Information supplied:
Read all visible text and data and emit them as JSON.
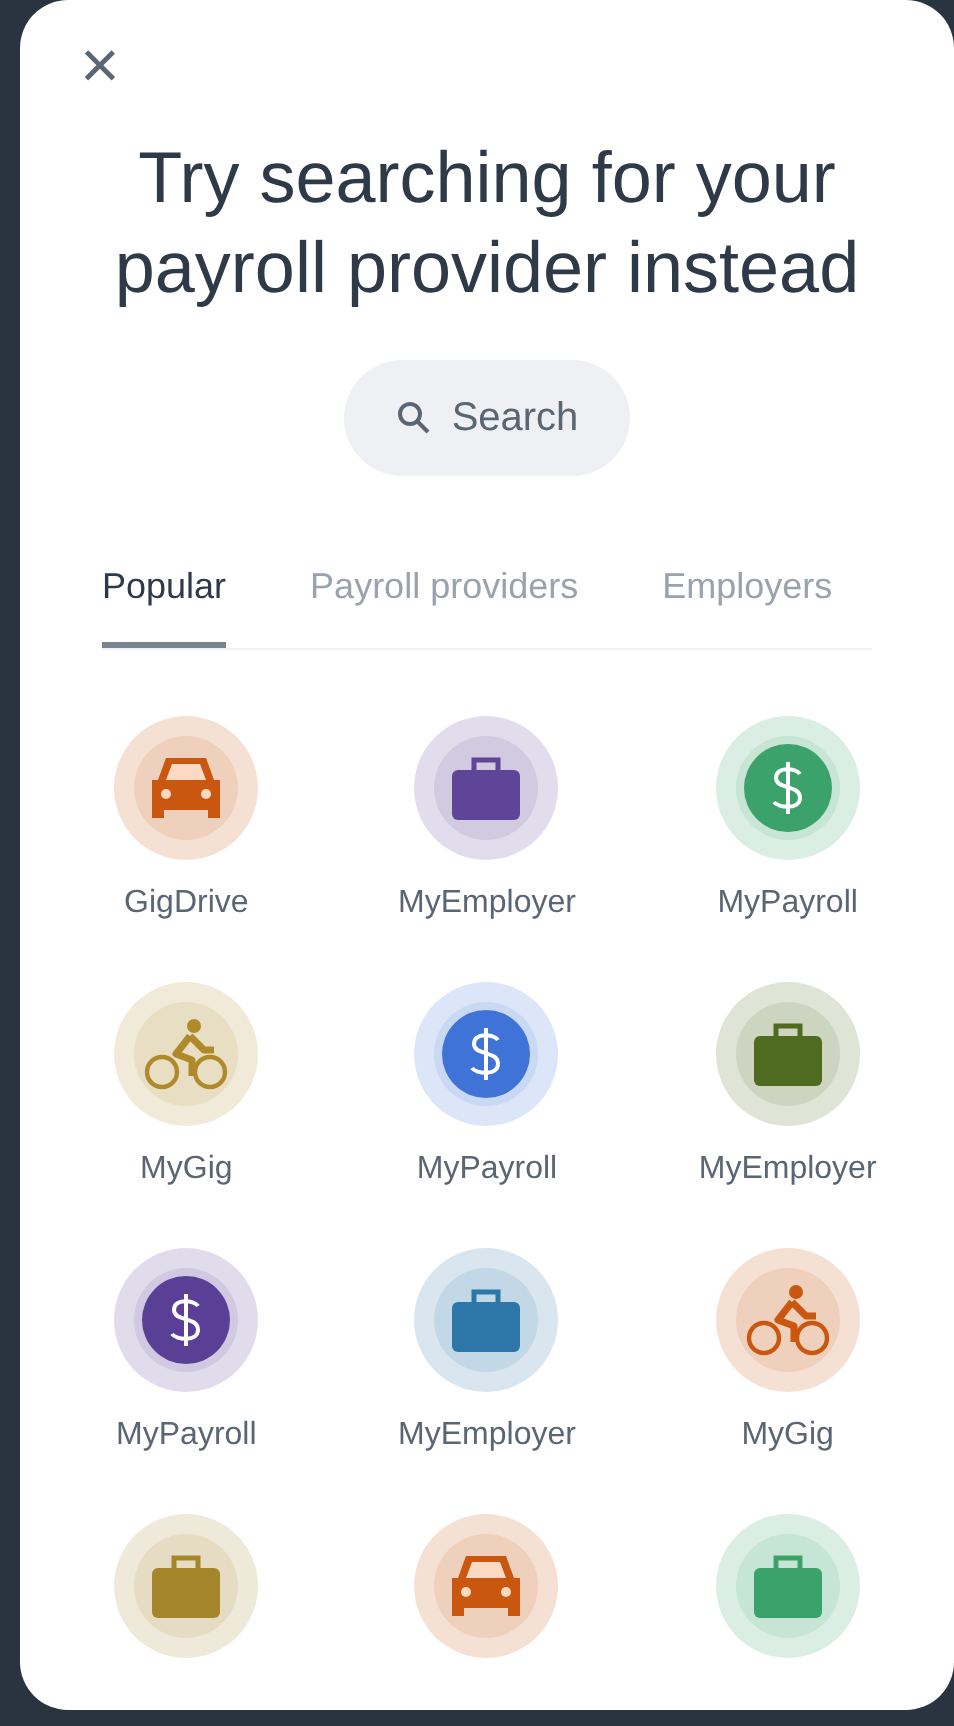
{
  "close": {
    "label": "×"
  },
  "title": "Try searching for your payroll provider instead",
  "search": {
    "label": "Search"
  },
  "tabs": [
    {
      "label": "Popular",
      "selected": true
    },
    {
      "label": "Payroll providers",
      "selected": false
    },
    {
      "label": "Employers",
      "selected": false
    }
  ],
  "providers": [
    {
      "kind": "car",
      "label": "GigDrive",
      "color": "#c9570f"
    },
    {
      "kind": "briefcase",
      "label": "MyEmployer",
      "color": "#5f4597"
    },
    {
      "kind": "dollar",
      "label": "MyPayroll",
      "color": "#3aa26a"
    },
    {
      "kind": "bike",
      "label": "MyGig",
      "color": "#b08a2a"
    },
    {
      "kind": "dollar",
      "label": "MyPayroll",
      "color": "#3f73d8"
    },
    {
      "kind": "briefcase",
      "label": "MyEmployer",
      "color": "#4f6b1f"
    },
    {
      "kind": "dollar",
      "label": "MyPayroll",
      "color": "#5a3f96"
    },
    {
      "kind": "briefcase",
      "label": "MyEmployer",
      "color": "#2c77a8"
    },
    {
      "kind": "bike",
      "label": "MyGig",
      "color": "#c9570f"
    },
    {
      "kind": "briefcase",
      "color": "#a6862a"
    },
    {
      "kind": "car",
      "color": "#c9570f"
    },
    {
      "kind": "briefcase",
      "color": "#3aa26a"
    }
  ]
}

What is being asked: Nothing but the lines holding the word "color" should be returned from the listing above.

Response:
      "color": "#c9570f"
      "color": "#5f4597"
      "color": "#3aa26a"
      "color": "#b08a2a"
      "color": "#3f73d8"
      "color": "#4f6b1f"
      "color": "#5a3f96"
      "color": "#2c77a8"
      "color": "#c9570f"
      "color": "#a6862a"
      "color": "#c9570f"
      "color": "#3aa26a"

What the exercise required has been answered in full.